### Listed entries ###

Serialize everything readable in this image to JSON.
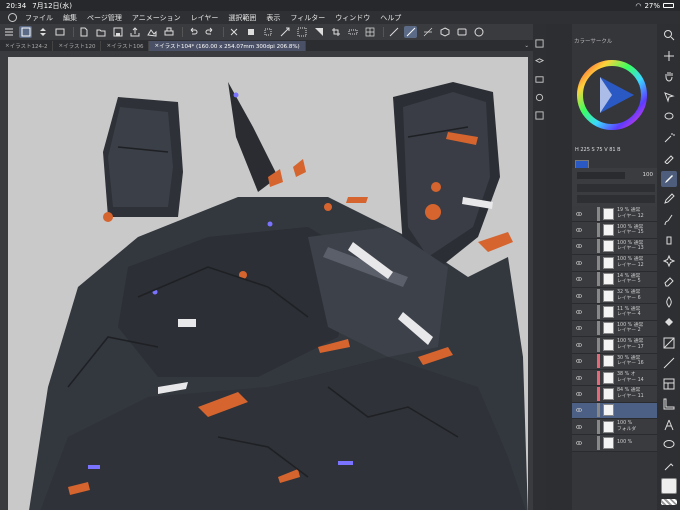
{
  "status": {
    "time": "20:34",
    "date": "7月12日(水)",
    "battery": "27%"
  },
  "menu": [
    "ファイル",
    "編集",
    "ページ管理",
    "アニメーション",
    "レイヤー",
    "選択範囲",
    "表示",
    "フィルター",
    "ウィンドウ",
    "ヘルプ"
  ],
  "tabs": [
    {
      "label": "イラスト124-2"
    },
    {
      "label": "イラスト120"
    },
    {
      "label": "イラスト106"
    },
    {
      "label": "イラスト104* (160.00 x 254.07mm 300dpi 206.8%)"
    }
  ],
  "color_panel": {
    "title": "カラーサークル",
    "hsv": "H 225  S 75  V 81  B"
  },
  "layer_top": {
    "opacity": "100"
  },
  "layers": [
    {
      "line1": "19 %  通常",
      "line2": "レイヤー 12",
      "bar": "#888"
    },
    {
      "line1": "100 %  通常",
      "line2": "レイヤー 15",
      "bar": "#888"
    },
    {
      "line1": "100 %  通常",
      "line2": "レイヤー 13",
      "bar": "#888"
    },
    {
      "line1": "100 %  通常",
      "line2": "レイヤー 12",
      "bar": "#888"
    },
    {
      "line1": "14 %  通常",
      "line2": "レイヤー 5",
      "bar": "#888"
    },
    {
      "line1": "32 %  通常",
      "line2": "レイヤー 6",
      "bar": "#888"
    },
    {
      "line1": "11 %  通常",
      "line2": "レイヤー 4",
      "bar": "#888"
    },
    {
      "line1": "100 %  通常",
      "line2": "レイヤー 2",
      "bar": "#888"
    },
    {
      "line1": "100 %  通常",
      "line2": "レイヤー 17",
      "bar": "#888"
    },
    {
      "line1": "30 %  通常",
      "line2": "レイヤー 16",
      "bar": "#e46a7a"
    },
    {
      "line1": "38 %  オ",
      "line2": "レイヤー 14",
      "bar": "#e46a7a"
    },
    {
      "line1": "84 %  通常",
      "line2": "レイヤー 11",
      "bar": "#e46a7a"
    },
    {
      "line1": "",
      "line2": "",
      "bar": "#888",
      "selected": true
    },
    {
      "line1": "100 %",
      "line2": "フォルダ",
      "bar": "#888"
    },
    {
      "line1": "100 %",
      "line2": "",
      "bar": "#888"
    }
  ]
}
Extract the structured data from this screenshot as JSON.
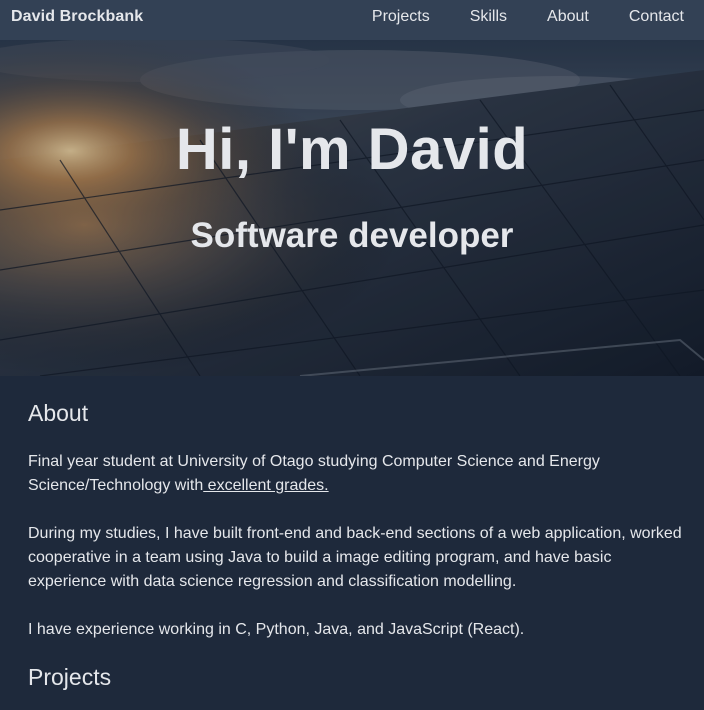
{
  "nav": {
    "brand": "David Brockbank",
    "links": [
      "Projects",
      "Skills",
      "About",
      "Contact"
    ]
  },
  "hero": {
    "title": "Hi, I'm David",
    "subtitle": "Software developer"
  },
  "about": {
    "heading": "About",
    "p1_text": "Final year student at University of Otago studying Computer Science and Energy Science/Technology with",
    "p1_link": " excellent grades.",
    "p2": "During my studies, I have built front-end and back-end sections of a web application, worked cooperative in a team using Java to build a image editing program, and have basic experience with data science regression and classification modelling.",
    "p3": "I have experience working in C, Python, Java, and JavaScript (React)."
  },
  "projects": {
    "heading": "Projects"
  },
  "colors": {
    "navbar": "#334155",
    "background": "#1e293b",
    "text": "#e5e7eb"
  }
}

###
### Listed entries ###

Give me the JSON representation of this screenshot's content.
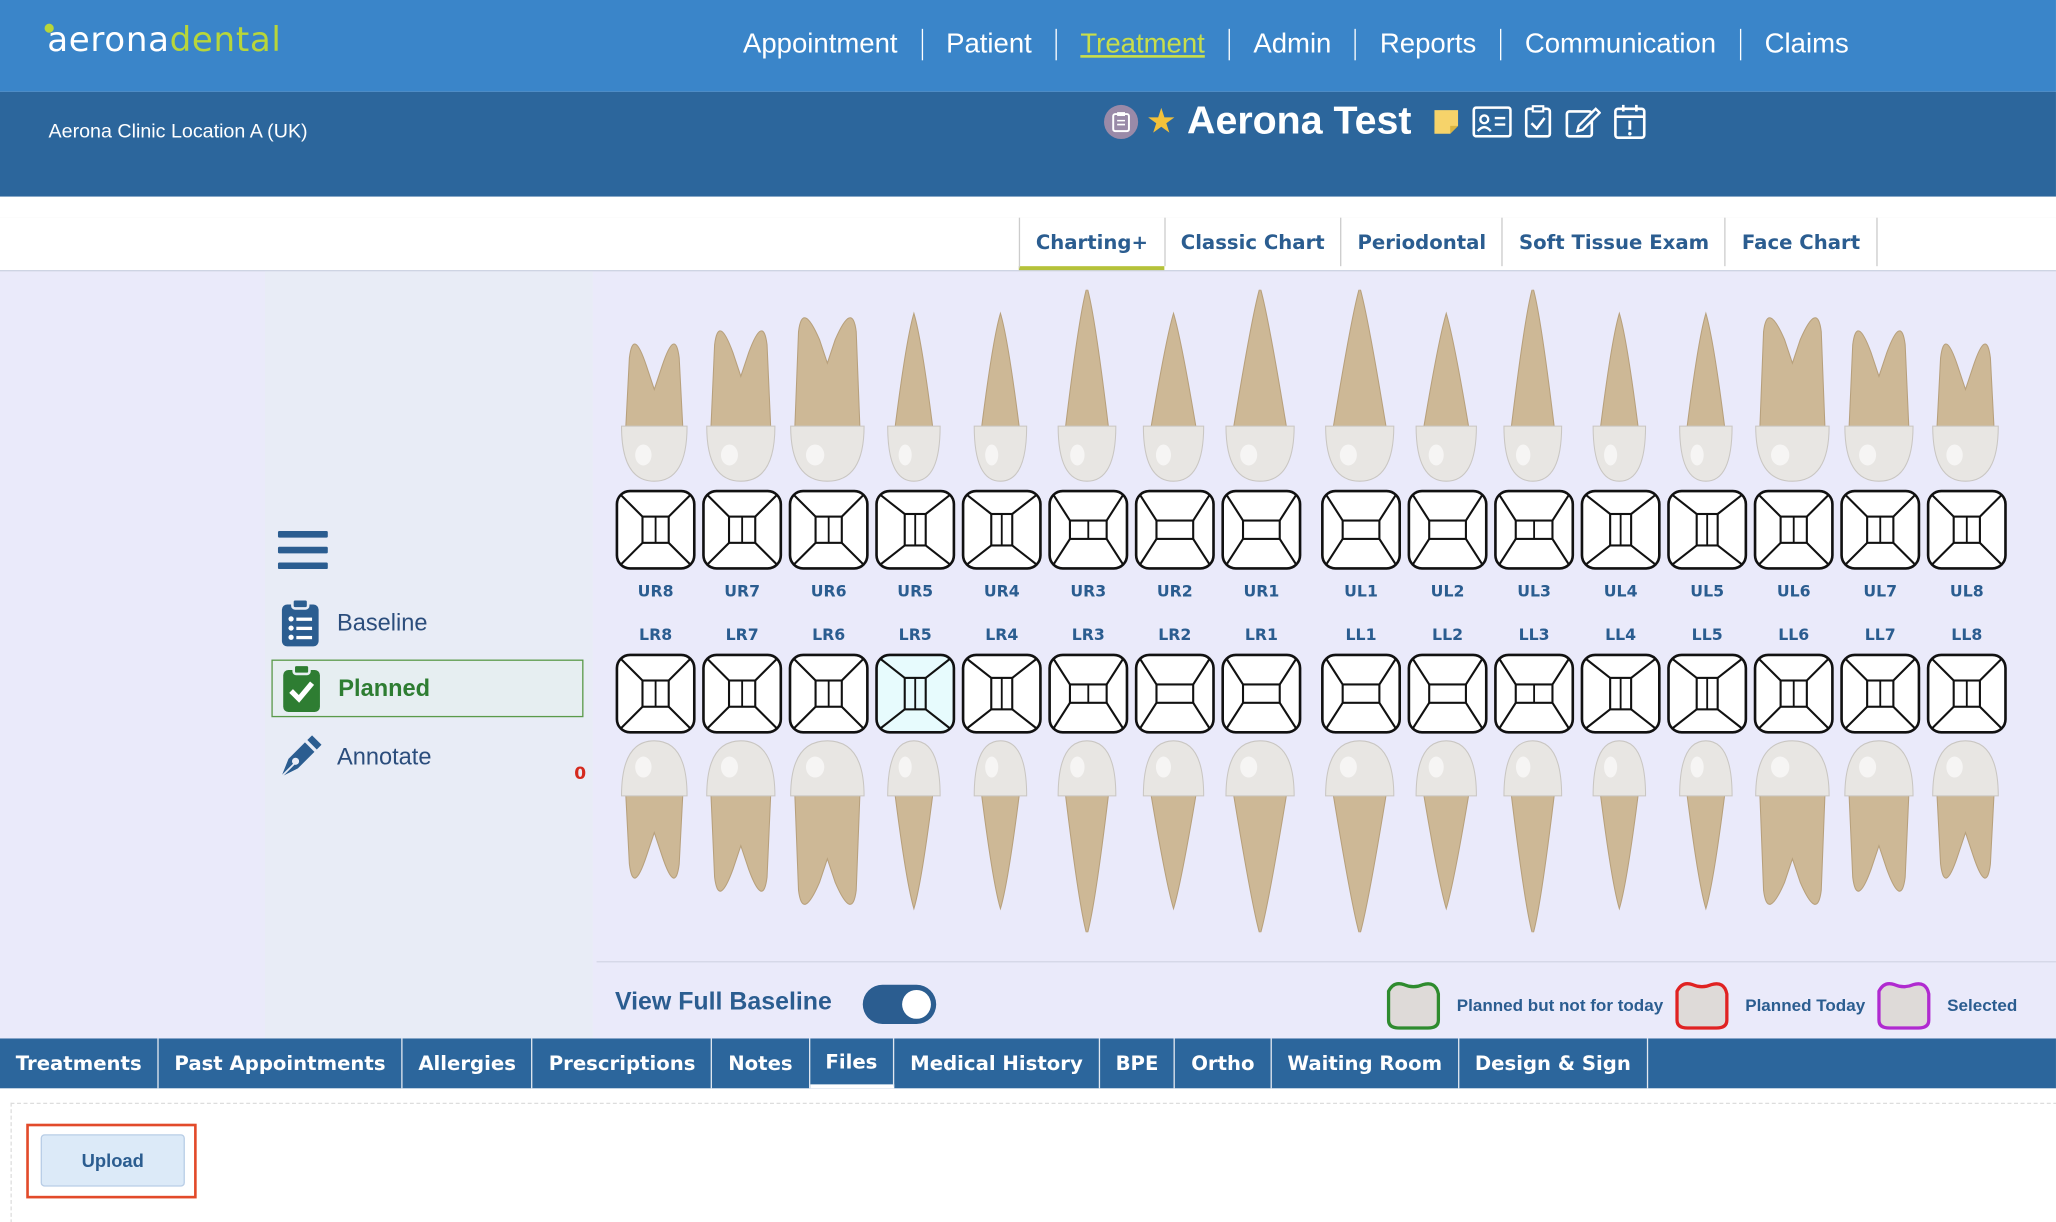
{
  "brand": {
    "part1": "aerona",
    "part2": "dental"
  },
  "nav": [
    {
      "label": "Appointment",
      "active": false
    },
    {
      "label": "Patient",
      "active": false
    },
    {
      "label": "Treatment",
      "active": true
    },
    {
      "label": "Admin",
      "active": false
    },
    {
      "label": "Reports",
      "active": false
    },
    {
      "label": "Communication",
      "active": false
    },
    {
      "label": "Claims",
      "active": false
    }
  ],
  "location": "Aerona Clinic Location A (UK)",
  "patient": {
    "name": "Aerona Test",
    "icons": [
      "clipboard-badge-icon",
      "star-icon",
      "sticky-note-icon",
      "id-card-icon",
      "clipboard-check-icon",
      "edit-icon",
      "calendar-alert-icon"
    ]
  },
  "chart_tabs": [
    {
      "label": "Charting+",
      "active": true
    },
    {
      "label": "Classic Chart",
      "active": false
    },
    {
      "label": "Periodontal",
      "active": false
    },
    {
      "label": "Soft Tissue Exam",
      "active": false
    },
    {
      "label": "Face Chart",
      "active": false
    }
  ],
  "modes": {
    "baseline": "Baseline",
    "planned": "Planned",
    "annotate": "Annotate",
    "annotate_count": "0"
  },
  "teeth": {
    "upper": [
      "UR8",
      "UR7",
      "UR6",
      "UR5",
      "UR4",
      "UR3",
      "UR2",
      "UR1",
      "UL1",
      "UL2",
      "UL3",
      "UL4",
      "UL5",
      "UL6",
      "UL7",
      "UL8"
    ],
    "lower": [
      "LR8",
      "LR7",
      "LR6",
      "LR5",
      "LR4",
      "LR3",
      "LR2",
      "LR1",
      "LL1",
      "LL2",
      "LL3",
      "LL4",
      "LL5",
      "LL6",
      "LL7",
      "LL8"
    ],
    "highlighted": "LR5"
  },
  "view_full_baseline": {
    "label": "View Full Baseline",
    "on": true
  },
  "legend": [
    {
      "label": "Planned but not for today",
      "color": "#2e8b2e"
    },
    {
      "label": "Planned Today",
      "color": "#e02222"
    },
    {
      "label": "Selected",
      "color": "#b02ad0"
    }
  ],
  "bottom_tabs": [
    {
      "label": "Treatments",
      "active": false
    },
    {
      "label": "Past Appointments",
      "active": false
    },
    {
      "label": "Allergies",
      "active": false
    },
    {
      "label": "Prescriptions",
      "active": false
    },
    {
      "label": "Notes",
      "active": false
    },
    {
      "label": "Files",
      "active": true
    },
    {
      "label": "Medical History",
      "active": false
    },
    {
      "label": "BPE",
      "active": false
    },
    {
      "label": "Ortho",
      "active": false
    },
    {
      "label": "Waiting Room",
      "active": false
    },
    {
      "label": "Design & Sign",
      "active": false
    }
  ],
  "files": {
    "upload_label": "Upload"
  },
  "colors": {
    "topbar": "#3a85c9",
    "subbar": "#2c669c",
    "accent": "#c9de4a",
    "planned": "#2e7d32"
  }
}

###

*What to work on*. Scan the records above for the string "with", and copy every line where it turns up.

*Task solution*.
    "p1_text": "Final year student at University of Otago studying Computer Science and Energy Science/Technology with",
    "p2": "During my studies, I have built front-end and back-end sections of a web application, worked cooperative in a team using Java to build a image editing program, and have basic experience with data science regression and classification modelling.",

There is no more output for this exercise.